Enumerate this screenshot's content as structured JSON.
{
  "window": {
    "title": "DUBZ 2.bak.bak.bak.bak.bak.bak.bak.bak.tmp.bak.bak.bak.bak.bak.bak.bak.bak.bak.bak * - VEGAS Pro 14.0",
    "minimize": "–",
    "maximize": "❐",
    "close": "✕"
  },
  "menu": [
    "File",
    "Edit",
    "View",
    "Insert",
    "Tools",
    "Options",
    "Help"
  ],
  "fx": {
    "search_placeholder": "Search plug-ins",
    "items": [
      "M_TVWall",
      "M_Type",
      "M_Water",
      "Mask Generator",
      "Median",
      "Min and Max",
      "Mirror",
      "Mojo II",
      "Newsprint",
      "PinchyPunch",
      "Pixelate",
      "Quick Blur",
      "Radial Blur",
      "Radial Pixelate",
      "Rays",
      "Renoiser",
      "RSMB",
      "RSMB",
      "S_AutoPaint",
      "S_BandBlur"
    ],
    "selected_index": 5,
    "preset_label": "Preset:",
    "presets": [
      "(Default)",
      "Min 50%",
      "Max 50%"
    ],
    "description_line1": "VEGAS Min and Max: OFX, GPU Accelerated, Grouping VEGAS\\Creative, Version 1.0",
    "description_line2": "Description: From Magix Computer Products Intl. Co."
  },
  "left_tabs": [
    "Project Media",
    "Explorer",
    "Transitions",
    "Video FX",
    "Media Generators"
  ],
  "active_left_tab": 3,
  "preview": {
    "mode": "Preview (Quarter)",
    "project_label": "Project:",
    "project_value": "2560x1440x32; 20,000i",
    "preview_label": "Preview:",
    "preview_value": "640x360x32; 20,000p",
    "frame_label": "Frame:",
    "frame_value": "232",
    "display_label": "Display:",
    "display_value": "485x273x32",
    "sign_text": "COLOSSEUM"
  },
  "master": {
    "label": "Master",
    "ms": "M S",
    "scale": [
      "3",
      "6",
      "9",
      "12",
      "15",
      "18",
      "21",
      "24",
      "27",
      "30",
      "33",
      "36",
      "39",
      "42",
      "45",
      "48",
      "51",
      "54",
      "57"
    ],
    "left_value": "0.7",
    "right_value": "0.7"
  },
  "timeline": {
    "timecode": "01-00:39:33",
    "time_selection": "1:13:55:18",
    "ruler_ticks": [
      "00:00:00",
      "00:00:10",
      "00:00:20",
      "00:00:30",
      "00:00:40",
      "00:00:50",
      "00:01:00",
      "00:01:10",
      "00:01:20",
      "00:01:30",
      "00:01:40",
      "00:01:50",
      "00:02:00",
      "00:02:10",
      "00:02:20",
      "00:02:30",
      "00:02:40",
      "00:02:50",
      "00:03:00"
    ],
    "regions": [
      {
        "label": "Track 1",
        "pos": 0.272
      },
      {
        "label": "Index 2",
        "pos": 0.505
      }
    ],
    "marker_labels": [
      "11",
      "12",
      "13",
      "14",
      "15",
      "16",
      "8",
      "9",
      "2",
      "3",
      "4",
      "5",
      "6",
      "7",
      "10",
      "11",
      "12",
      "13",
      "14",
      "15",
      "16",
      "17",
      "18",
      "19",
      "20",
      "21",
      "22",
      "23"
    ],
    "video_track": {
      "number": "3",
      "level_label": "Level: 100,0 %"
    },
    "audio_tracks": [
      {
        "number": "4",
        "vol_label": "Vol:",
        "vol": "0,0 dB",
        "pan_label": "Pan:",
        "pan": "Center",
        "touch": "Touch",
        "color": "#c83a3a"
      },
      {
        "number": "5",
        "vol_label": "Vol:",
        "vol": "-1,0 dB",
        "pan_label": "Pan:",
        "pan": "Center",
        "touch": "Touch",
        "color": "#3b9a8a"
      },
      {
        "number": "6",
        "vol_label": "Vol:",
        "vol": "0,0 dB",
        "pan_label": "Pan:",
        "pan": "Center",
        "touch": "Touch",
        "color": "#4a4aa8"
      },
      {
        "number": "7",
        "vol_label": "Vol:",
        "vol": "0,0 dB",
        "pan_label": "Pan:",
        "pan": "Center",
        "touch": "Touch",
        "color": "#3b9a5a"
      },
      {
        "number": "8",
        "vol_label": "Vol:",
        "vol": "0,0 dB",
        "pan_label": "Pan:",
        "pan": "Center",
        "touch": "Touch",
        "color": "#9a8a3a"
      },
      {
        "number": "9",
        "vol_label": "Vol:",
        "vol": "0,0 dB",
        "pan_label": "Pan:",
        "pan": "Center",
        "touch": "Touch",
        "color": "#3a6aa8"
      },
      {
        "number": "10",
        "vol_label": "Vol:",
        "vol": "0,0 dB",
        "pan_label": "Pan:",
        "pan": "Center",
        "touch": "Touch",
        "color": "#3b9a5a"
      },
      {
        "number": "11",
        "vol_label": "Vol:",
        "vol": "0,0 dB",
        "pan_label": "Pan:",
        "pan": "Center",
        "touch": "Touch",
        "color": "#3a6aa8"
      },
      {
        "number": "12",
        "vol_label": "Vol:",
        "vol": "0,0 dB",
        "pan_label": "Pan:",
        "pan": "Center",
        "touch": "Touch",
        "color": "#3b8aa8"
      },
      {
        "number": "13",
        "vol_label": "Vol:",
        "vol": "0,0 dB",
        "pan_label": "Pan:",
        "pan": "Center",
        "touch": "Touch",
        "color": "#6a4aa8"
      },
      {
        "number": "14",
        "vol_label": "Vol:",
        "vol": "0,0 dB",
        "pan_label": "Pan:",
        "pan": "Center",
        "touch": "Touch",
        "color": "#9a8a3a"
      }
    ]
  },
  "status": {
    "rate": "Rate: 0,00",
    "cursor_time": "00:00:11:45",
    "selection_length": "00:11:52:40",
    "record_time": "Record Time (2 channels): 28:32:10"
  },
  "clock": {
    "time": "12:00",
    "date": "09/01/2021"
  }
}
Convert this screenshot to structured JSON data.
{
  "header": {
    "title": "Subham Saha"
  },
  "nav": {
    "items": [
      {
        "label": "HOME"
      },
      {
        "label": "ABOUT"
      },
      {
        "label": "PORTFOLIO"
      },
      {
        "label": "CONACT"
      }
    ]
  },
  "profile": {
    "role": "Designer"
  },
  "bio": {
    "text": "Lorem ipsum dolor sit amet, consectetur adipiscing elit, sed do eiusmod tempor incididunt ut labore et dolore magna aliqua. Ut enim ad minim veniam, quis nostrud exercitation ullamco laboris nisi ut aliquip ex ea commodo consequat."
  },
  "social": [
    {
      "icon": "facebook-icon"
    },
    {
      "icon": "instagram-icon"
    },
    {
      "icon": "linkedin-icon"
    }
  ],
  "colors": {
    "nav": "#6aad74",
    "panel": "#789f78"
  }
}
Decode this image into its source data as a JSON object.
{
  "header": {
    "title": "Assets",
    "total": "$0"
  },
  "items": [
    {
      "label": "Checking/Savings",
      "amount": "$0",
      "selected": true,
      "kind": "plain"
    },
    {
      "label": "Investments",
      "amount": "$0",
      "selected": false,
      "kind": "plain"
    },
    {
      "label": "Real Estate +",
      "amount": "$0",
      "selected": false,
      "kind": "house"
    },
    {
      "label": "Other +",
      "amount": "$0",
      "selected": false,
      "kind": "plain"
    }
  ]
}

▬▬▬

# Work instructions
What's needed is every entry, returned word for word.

# Solution to this task
Enumerate this screenshot's content as structured JSON.
{
  "window": {
    "title": "DUBZ 2.bak.bak.bak.bak.bak.bak.bak.bak.tmp.bak.bak.bak.bak.bak.bak.bak.bak.bak.bak * - VEGAS Pro 14.0",
    "minimize": "–",
    "maximize": "❐",
    "close": "✕"
  },
  "menu": [
    "File",
    "Edit",
    "View",
    "Insert",
    "Tools",
    "Options",
    "Help"
  ],
  "fx": {
    "search_placeholder": "Search plug-ins",
    "items": [
      "M_TVWall",
      "M_Type",
      "M_Water",
      "Mask Generator",
      "Median",
      "Min and Max",
      "Mirror",
      "Mojo II",
      "Newsprint",
      "PinchyPunch",
      "Pixelate",
      "Quick Blur",
      "Radial Blur",
      "Radial Pixelate",
      "Rays",
      "Renoiser",
      "RSMB",
      "RSMB",
      "S_AutoPaint",
      "S_BandBlur"
    ],
    "selected_index": 5,
    "preset_label": "Preset:",
    "presets": [
      "(Default)",
      "Min 50%",
      "Max 50%"
    ],
    "description_line1": "VEGAS Min and Max: OFX, GPU Accelerated, Grouping VEGAS\\Creative, Version 1.0",
    "description_line2": "Description: From Magix Computer Products Intl. Co."
  },
  "left_tabs": [
    "Project Media",
    "Explorer",
    "Transitions",
    "Video FX",
    "Media Generators"
  ],
  "active_left_tab": 3,
  "preview": {
    "mode": "Preview (Quarter)",
    "project_label": "Project:",
    "project_value": "2560x1440x32; 20,000i",
    "preview_label": "Preview:",
    "preview_value": "640x360x32; 20,000p",
    "frame_label": "Frame:",
    "frame_value": "232",
    "display_label": "Display:",
    "display_value": "485x273x32",
    "sign_text": "COLOSSEUM"
  },
  "master": {
    "label": "Master",
    "ms": "M S",
    "scale": [
      "3",
      "6",
      "9",
      "12",
      "15",
      "18",
      "21",
      "24",
      "27",
      "30",
      "33",
      "36",
      "39",
      "42",
      "45",
      "48",
      "51",
      "54",
      "57"
    ],
    "left_value": "0.7",
    "right_value": "0.7"
  },
  "timeline": {
    "timecode": "01-00:39:33",
    "time_selection": "1:13:55:18",
    "ruler_ticks": [
      "00:00:00",
      "00:00:10",
      "00:00:20",
      "00:00:30",
      "00:00:40",
      "00:00:50",
      "00:01:00",
      "00:01:10",
      "00:01:20",
      "00:01:30",
      "00:01:40",
      "00:01:50",
      "00:02:00",
      "00:02:10",
      "00:02:20",
      "00:02:30",
      "00:02:40",
      "00:02:50",
      "00:03:00"
    ],
    "regions": [
      {
        "label": "Track 1",
        "pos": 0.272
      },
      {
        "label": "Index 2",
        "pos": 0.505
      }
    ],
    "marker_labels": [
      "11",
      "12",
      "13",
      "14",
      "15",
      "16",
      "8",
      "9",
      "2",
      "3",
      "4",
      "5",
      "6",
      "7",
      "10",
      "11",
      "12",
      "13",
      "14",
      "15",
      "16",
      "17",
      "18",
      "19",
      "20",
      "21",
      "22",
      "23"
    ],
    "video_track": {
      "number": "3",
      "level_label": "Level: 100,0 %"
    },
    "audio_tracks": [
      {
        "number": "4",
        "vol_label": "Vol:",
        "vol": "0,0 dB",
        "pan_label": "Pan:",
        "pan": "Center",
        "touch": "Touch",
        "color": "#c83a3a"
      },
      {
        "number": "5",
        "vol_label": "Vol:",
        "vol": "-1,0 dB",
        "pan_label": "Pan:",
        "pan": "Center",
        "touch": "Touch",
        "color": "#3b9a8a"
      },
      {
        "number": "6",
        "vol_label": "Vol:",
        "vol": "0,0 dB",
        "pan_label": "Pan:",
        "pan": "Center",
        "touch": "Touch",
        "color": "#4a4aa8"
      },
      {
        "number": "7",
        "vol_label": "Vol:",
        "vol": "0,0 dB",
        "pan_label": "Pan:",
        "pan": "Center",
        "touch": "Touch",
        "color": "#3b9a5a"
      },
      {
        "number": "8",
        "vol_label": "Vol:",
        "vol": "0,0 dB",
        "pan_label": "Pan:",
        "pan": "Center",
        "touch": "Touch",
        "color": "#9a8a3a"
      },
      {
        "number": "9",
        "vol_label": "Vol:",
        "vol": "0,0 dB",
        "pan_label": "Pan:",
        "pan": "Center",
        "touch": "Touch",
        "color": "#3a6aa8"
      },
      {
        "number": "10",
        "vol_label": "Vol:",
        "vol": "0,0 dB",
        "pan_label": "Pan:",
        "pan": "Center",
        "touch": "Touch",
        "color": "#3b9a5a"
      },
      {
        "number": "11",
        "vol_label": "Vol:",
        "vol": "0,0 dB",
        "pan_label": "Pan:",
        "pan": "Center",
        "touch": "Touch",
        "color": "#3a6aa8"
      },
      {
        "number": "12",
        "vol_label": "Vol:",
        "vol": "0,0 dB",
        "pan_label": "Pan:",
        "pan": "Center",
        "touch": "Touch",
        "color": "#3b8aa8"
      },
      {
        "number": "13",
        "vol_label": "Vol:",
        "vol": "0,0 dB",
        "pan_label": "Pan:",
        "pan": "Center",
        "touch": "Touch",
        "color": "#6a4aa8"
      },
      {
        "number": "14",
        "vol_label": "Vol:",
        "vol": "0,0 dB",
        "pan_label": "Pan:",
        "pan": "Center",
        "touch": "Touch",
        "color": "#9a8a3a"
      }
    ]
  },
  "status": {
    "rate": "Rate: 0,00",
    "cursor_time": "00:00:11:45",
    "selection_length": "00:11:52:40",
    "record_time": "Record Time (2 channels): 28:32:10"
  },
  "clock": {
    "time": "12:00",
    "date": "09/01/2021"
  }
}
Convert this screenshot to structured JSON data.
{
  "header": {
    "title": "Subham Saha"
  },
  "nav": {
    "items": [
      {
        "label": "HOME"
      },
      {
        "label": "ABOUT"
      },
      {
        "label": "PORTFOLIO"
      },
      {
        "label": "CONACT"
      }
    ]
  },
  "profile": {
    "role": "Designer"
  },
  "bio": {
    "text": "Lorem ipsum dolor sit amet, consectetur adipiscing elit, sed do eiusmod tempor incididunt ut labore et dolore magna aliqua. Ut enim ad minim veniam, quis nostrud exercitation ullamco laboris nisi ut aliquip ex ea commodo consequat."
  },
  "social": [
    {
      "icon": "facebook-icon"
    },
    {
      "icon": "instagram-icon"
    },
    {
      "icon": "linkedin-icon"
    }
  ],
  "colors": {
    "nav": "#6aad74",
    "panel": "#789f78"
  }
}
Decode this image into its source data as a JSON object.
{
  "header": {
    "title": "Assets",
    "total": "$0"
  },
  "items": [
    {
      "label": "Checking/Savings",
      "amount": "$0",
      "selected": true,
      "kind": "plain"
    },
    {
      "label": "Investments",
      "amount": "$0",
      "selected": false,
      "kind": "plain"
    },
    {
      "label": "Real Estate +",
      "amount": "$0",
      "selected": false,
      "kind": "house"
    },
    {
      "label": "Other +",
      "amount": "$0",
      "selected": false,
      "kind": "plain"
    }
  ]
}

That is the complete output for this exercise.